Work to be completed
Output every record exactly and leave each picture out.

Record set
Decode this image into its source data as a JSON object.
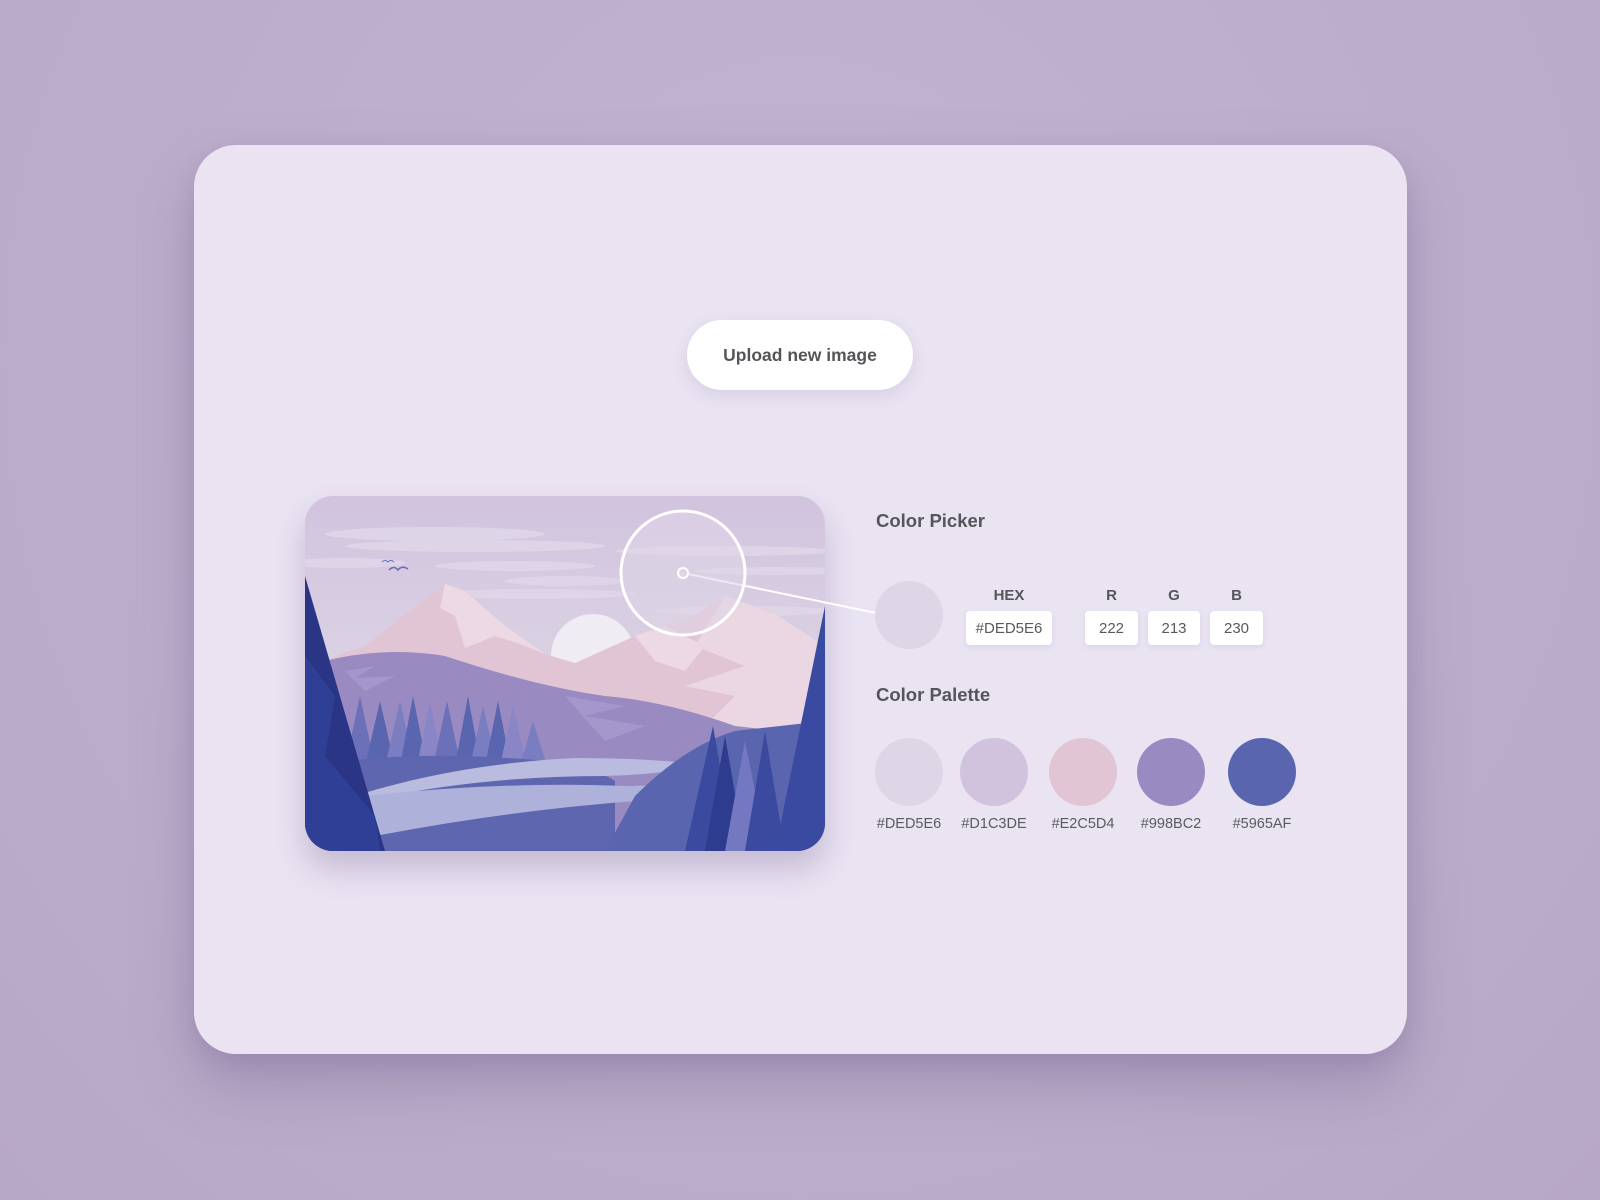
{
  "upload_button": {
    "label": "Upload new image"
  },
  "picker": {
    "title": "Color Picker",
    "selected_color": "#DED5E6",
    "hex_label": "HEX",
    "hex_value": "#DED5E6",
    "r_label": "R",
    "g_label": "G",
    "b_label": "B",
    "r_value": "222",
    "g_value": "213",
    "b_value": "230"
  },
  "palette": {
    "title": "Color Palette",
    "swatches": [
      {
        "hex": "#DED5E6",
        "label": "#DED5E6"
      },
      {
        "hex": "#D1C3DE",
        "label": "#D1C3DE"
      },
      {
        "hex": "#E2C5D4",
        "label": "#E2C5D4"
      },
      {
        "hex": "#998BC2",
        "label": "#998BC2"
      },
      {
        "hex": "#5965AF",
        "label": "#5965AF"
      }
    ]
  },
  "image": {
    "description": "Illustrated landscape of pink mountains, setting sun, purple hills, pine forest and river"
  }
}
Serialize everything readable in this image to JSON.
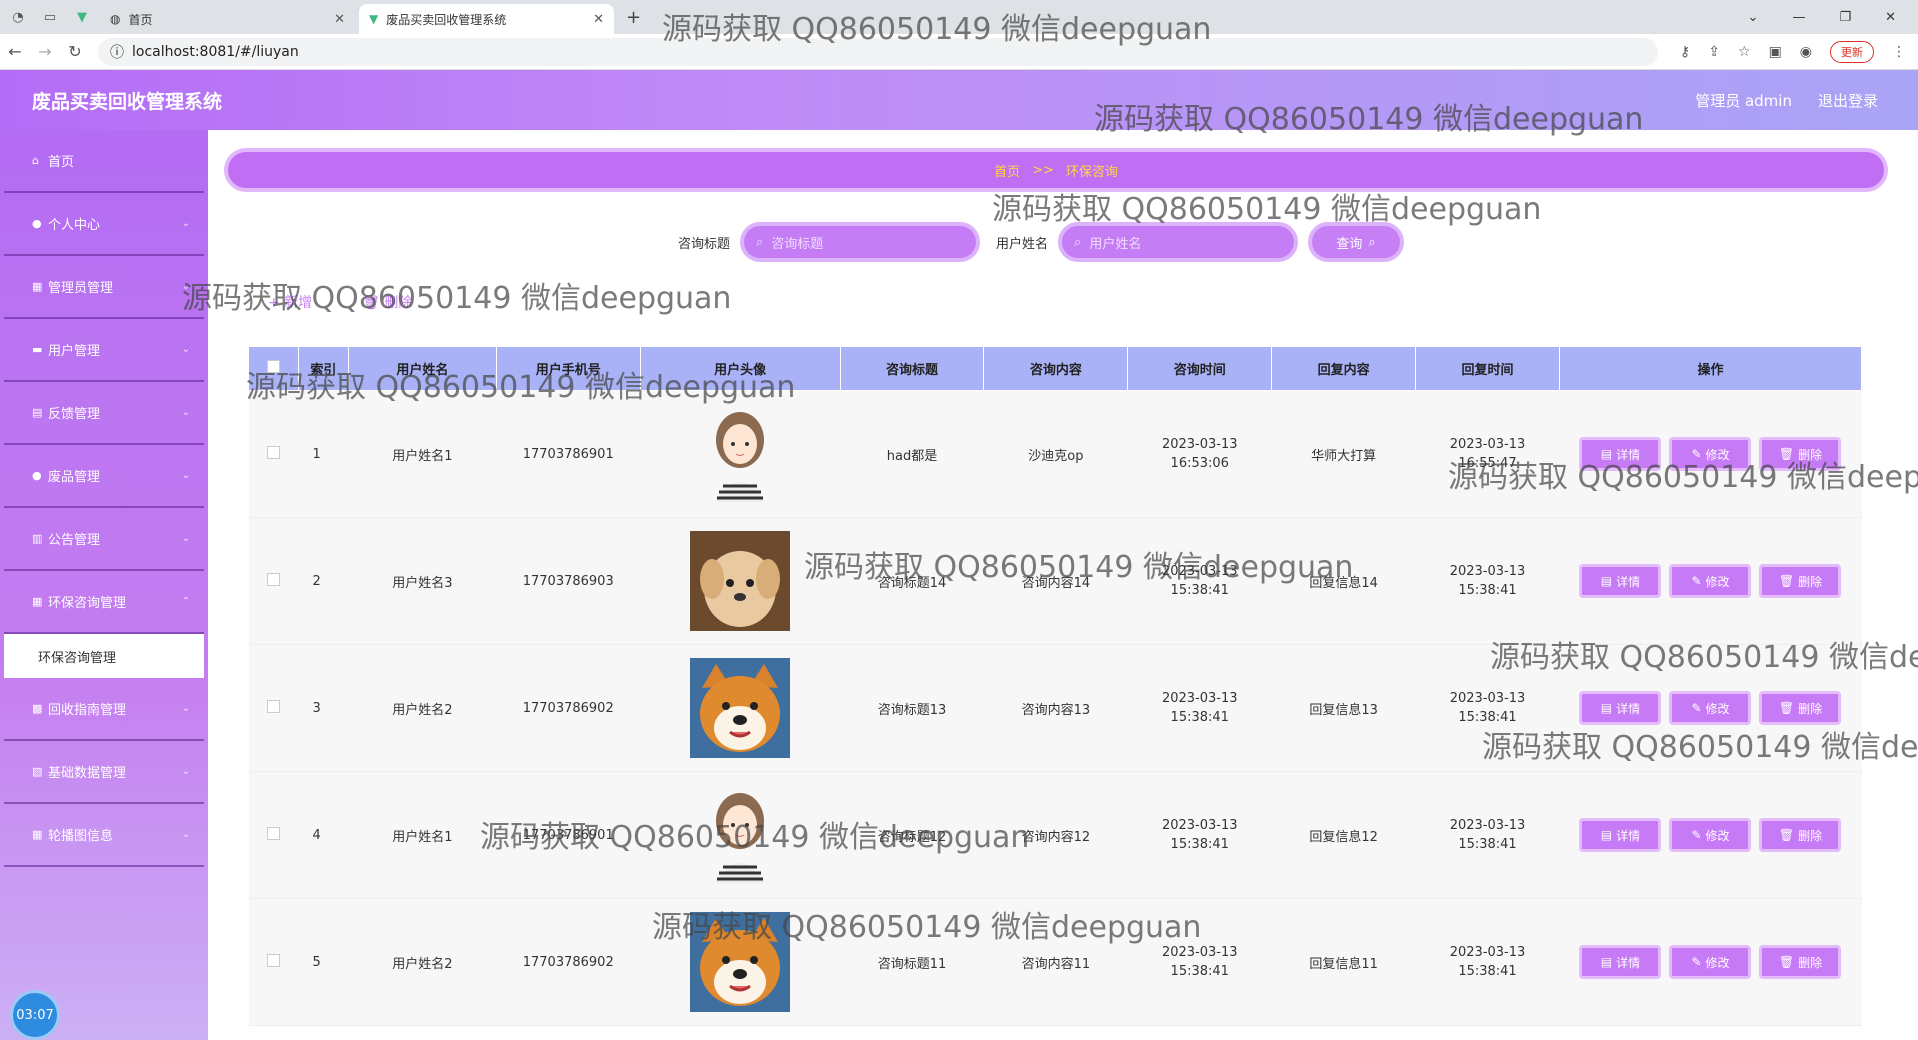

Answer to the problem
Decode this image into its source data as a JSON object.
{
  "upload_button": {
    "label": "Upload new image"
  },
  "picker": {
    "title": "Color Picker",
    "selected_color": "#DED5E6",
    "hex_label": "HEX",
    "hex_value": "#DED5E6",
    "r_label": "R",
    "g_label": "G",
    "b_label": "B",
    "r_value": "222",
    "g_value": "213",
    "b_value": "230"
  },
  "palette": {
    "title": "Color Palette",
    "swatches": [
      {
        "hex": "#DED5E6",
        "label": "#DED5E6"
      },
      {
        "hex": "#D1C3DE",
        "label": "#D1C3DE"
      },
      {
        "hex": "#E2C5D4",
        "label": "#E2C5D4"
      },
      {
        "hex": "#998BC2",
        "label": "#998BC2"
      },
      {
        "hex": "#5965AF",
        "label": "#5965AF"
      }
    ]
  },
  "image": {
    "description": "Illustrated landscape of pink mountains, setting sun, purple hills, pine forest and river"
  }
}
Serialize everything readable in this image to JSON.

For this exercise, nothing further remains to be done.